Records from a data source:
^^^^^^^^
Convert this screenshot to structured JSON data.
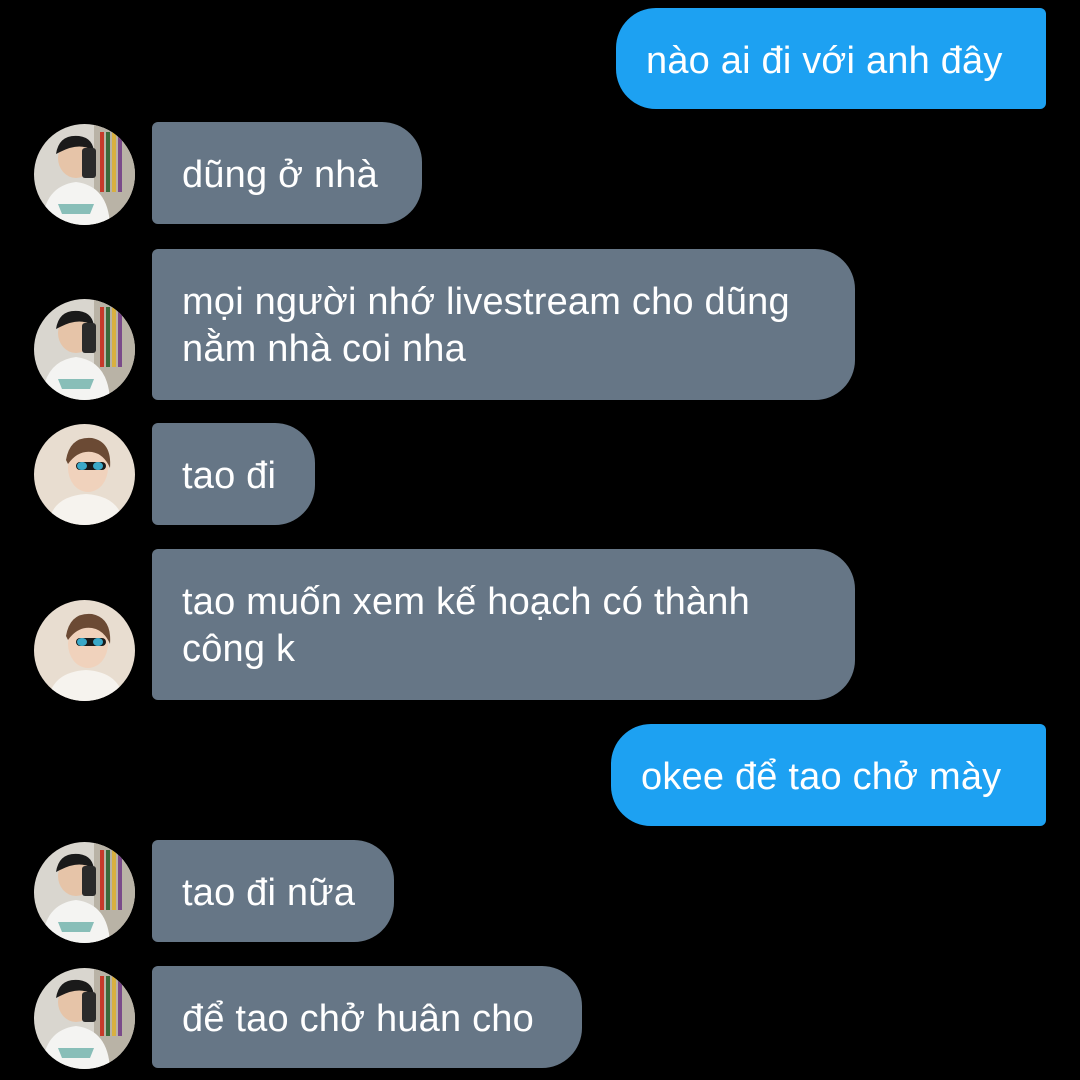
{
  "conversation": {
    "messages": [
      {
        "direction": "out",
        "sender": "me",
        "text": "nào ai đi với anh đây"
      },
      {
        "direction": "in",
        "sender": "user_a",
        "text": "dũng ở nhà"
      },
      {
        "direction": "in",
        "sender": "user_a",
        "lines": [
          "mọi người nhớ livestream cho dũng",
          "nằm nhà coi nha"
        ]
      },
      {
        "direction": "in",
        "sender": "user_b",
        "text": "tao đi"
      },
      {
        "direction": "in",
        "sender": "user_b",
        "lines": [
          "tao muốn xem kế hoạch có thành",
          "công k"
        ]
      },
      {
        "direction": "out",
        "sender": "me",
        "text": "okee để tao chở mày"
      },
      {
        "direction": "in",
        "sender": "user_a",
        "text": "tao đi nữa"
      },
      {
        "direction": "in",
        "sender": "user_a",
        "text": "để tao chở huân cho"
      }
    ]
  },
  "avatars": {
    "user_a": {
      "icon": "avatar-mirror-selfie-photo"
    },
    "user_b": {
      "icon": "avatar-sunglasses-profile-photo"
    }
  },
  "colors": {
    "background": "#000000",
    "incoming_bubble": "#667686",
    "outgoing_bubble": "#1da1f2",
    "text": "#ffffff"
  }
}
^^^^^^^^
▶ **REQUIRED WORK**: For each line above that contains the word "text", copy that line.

▶ **RESPONSE AREA**:
        "text": "nào ai đi với anh đây"
        "text": "dũng ở nhà"
        "text": "tao đi"
        "text": "okee để tao chở mày"
        "text": "tao đi nữa"
        "text": "để tao chở huân cho"
    "text": "#ffffff"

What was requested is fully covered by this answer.